Scan the records for the string "JSON". State how many lines contain it and add nothing.

===== Raw data =====

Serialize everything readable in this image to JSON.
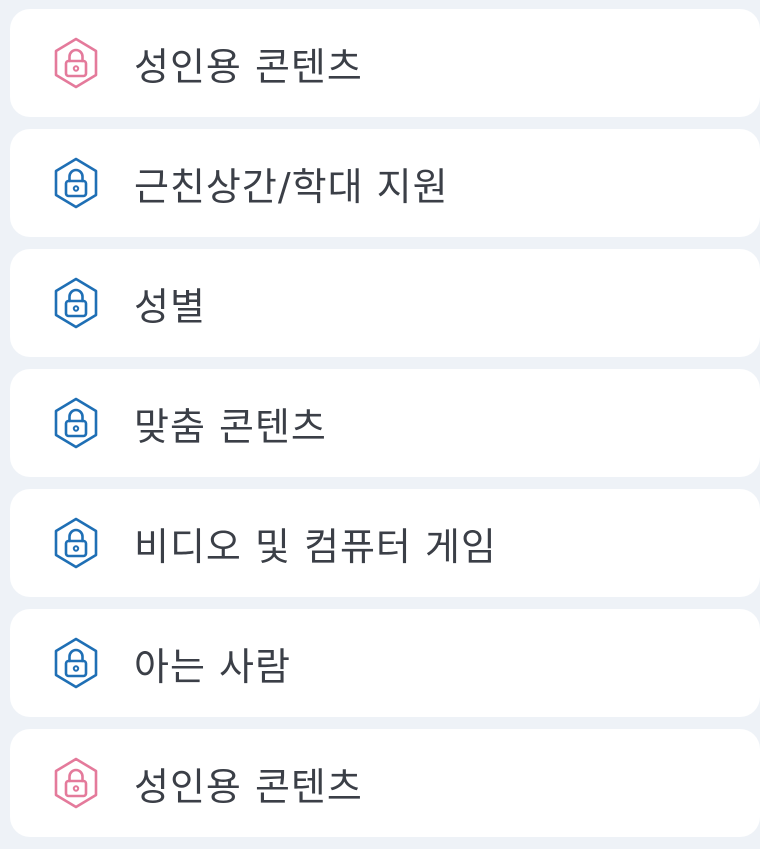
{
  "colors": {
    "background": "#eef2f7",
    "card": "#ffffff",
    "text": "#3b3f47",
    "pink_icon": "#e47a9b",
    "blue_icon": "#1f6fb5"
  },
  "items": [
    {
      "label": "성인용 콘텐츠",
      "icon": "pink-lock-icon"
    },
    {
      "label": "근친상간/학대 지원",
      "icon": "blue-lock-icon"
    },
    {
      "label": "성별",
      "icon": "blue-lock-icon"
    },
    {
      "label": "맞춤 콘텐츠",
      "icon": "blue-lock-icon"
    },
    {
      "label": "비디오 및 컴퓨터 게임",
      "icon": "blue-lock-icon"
    },
    {
      "label": "아는 사람",
      "icon": "blue-lock-icon"
    },
    {
      "label": "성인용 콘텐츠",
      "icon": "pink-lock-icon"
    }
  ]
}
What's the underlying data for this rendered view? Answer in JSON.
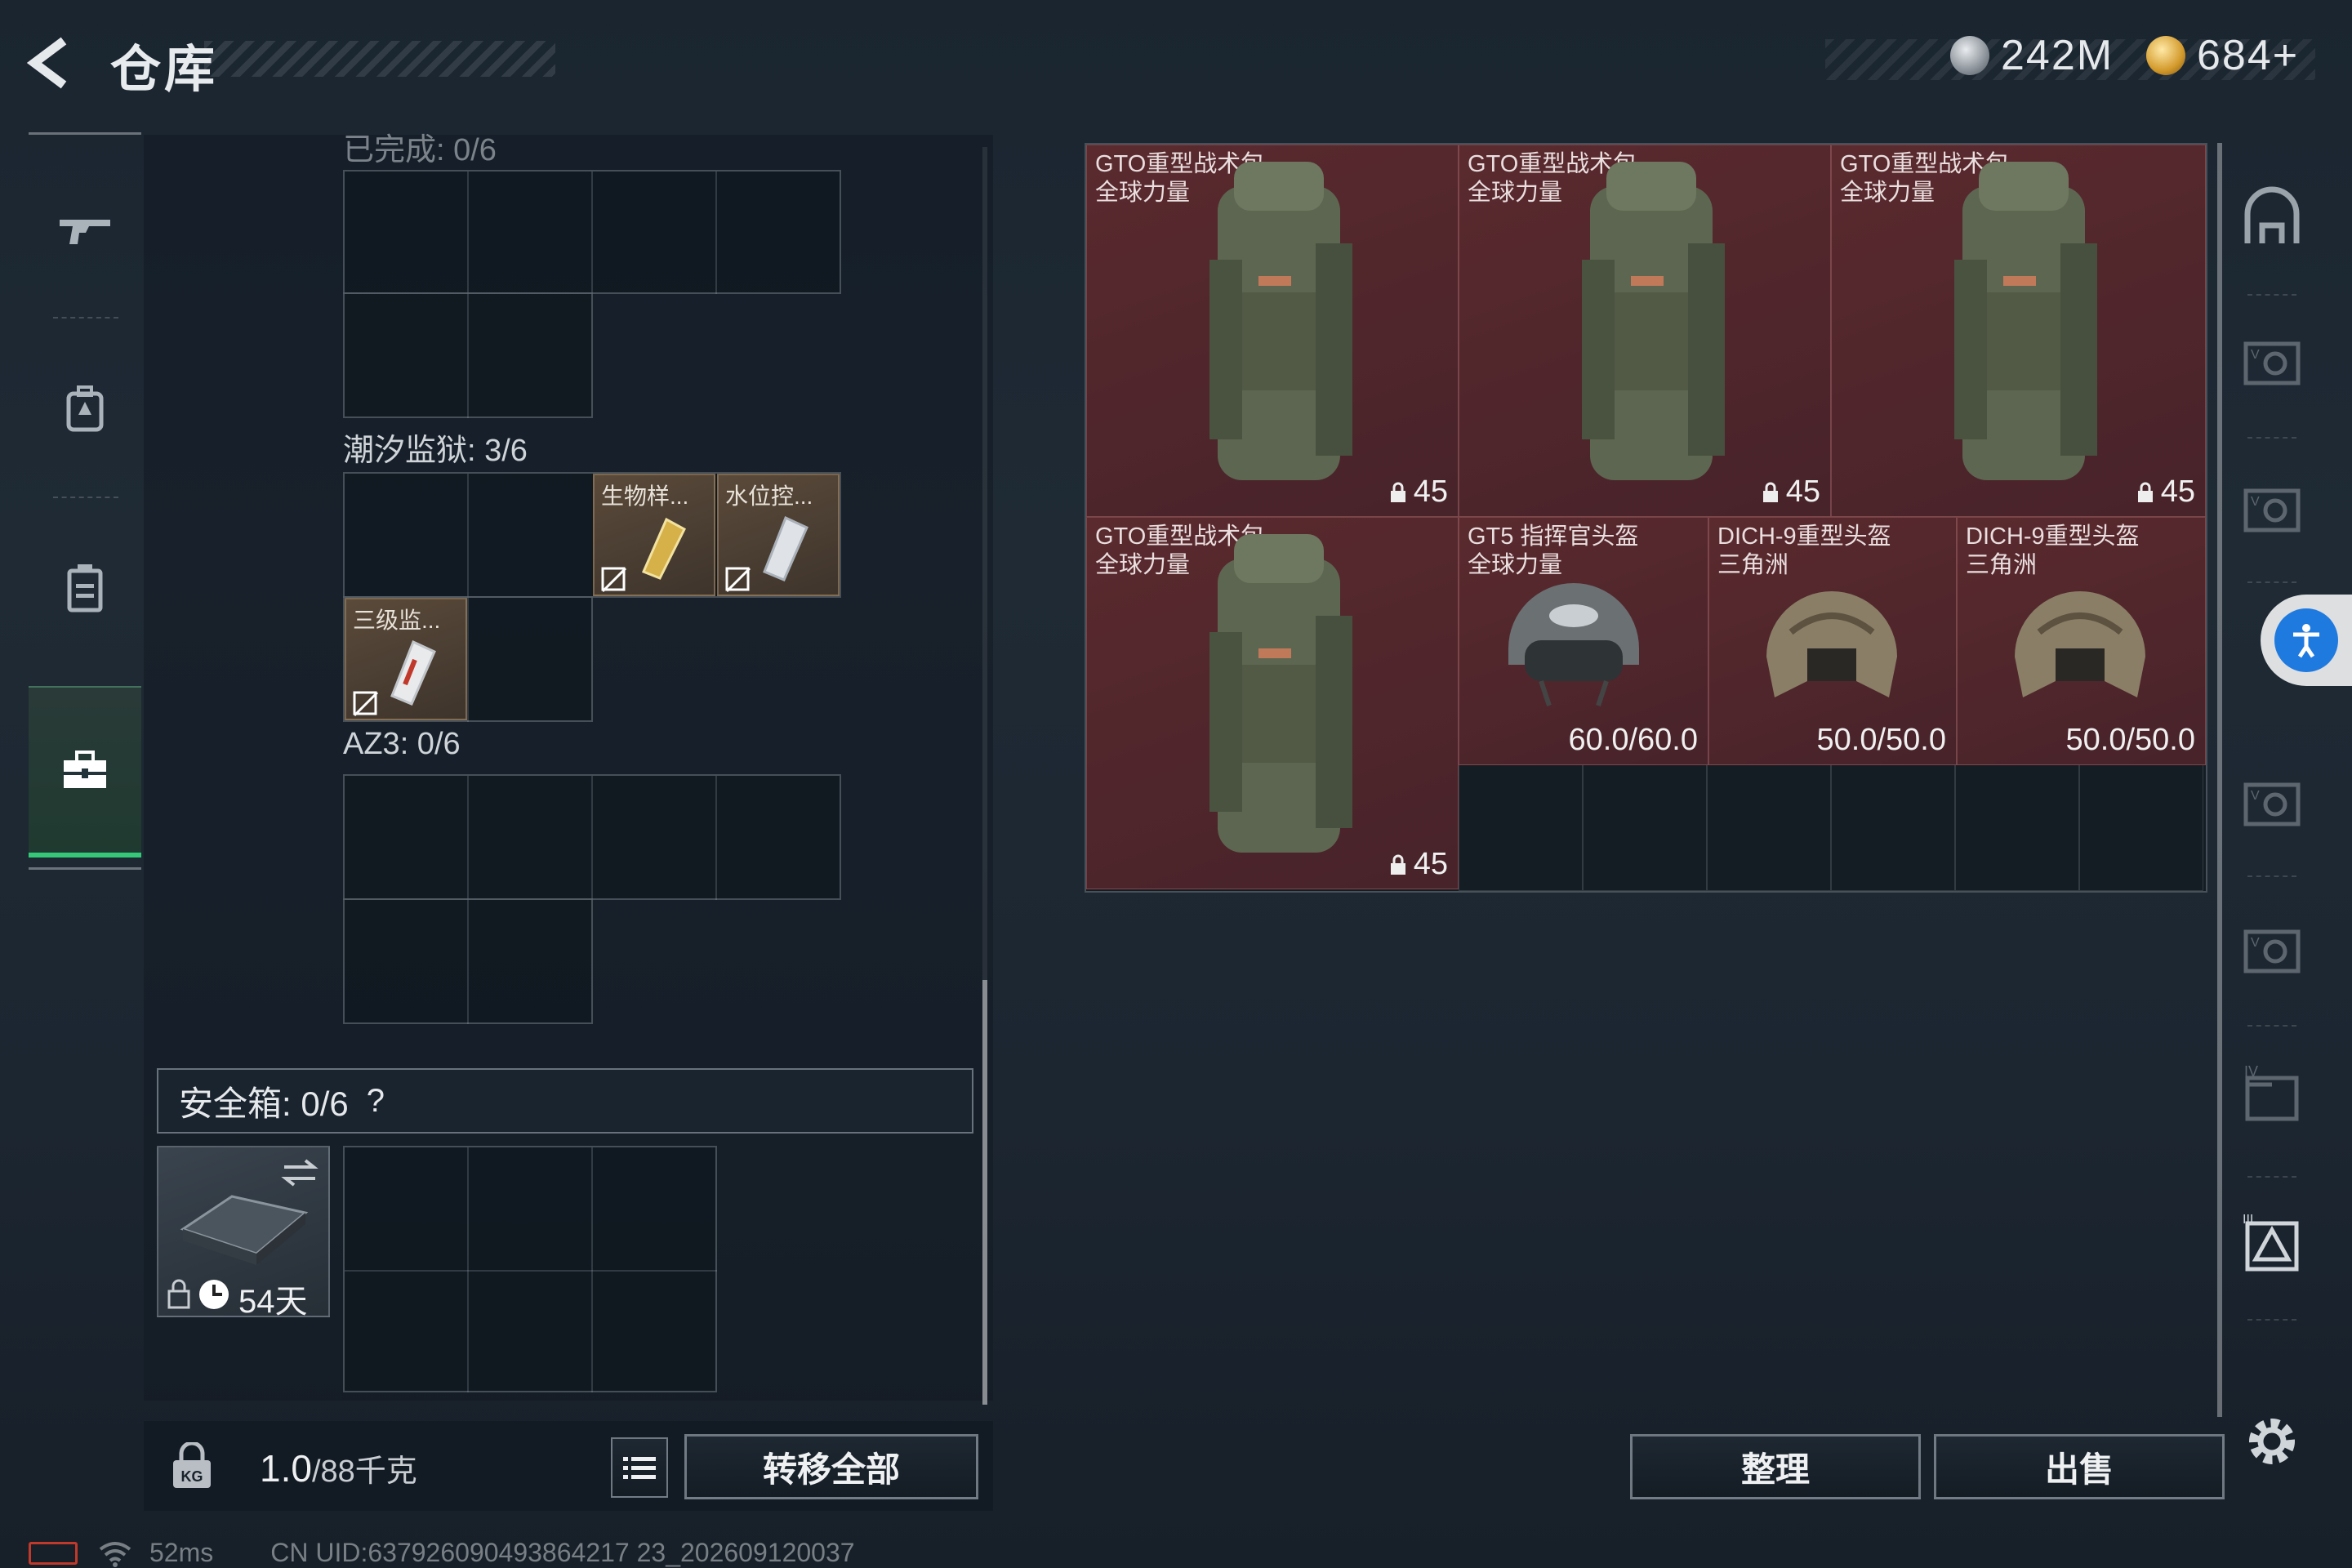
{
  "header": {
    "title": "仓库",
    "currency_silver": "242M",
    "currency_gold": "684+"
  },
  "left_panel": {
    "partial_top_label": "已完成: 0/6",
    "section_tide_prison": "潮汐监狱: 3/6",
    "section_az3": "AZ3: 0/6",
    "items": [
      {
        "name": "生物样..."
      },
      {
        "name": "水位控..."
      },
      {
        "name": "三级监..."
      }
    ],
    "safe_box": {
      "label": "安全箱: 0/6",
      "help": "?",
      "duration": "54天"
    },
    "weight_value": "1.0",
    "weight_unit": "/88千克",
    "transfer_all": "转移全部"
  },
  "stash": {
    "items": [
      {
        "name": "GTO重型战术包\n全球力量",
        "value": "45"
      },
      {
        "name": "GTO重型战术包\n全球力量",
        "value": "45"
      },
      {
        "name": "GTO重型战术包\n全球力量",
        "value": "45"
      },
      {
        "name": "GTO重型战术包\n全球力量",
        "value": "45"
      },
      {
        "name": "GT5 指挥官头盔\n全球力量",
        "value": "60.0/60.0"
      },
      {
        "name": "DICH-9重型头盔\n三角洲",
        "value": "50.0/50.0"
      },
      {
        "name": "DICH-9重型头盔\n三角洲",
        "value": "50.0/50.0"
      }
    ],
    "sort_button": "整理",
    "sell_button": "出售"
  },
  "status_bar": {
    "ping": "52ms",
    "uid": "CN UID:637926090493864217 23_202609120037"
  },
  "colors": {
    "accent_green": "#35c879",
    "item_red": "#5a2a2e",
    "item_brown": "#5a4a3a"
  },
  "icons": [
    "back-icon",
    "rifle-icon",
    "backpack-icon",
    "vest-icon",
    "toolbox-icon",
    "helmet-icon",
    "gear-icon",
    "accessibility-icon",
    "lock-icon",
    "list-icon",
    "swap-icon",
    "clock-icon",
    "wifi-icon",
    "battery-icon"
  ]
}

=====

_Result for this task_
2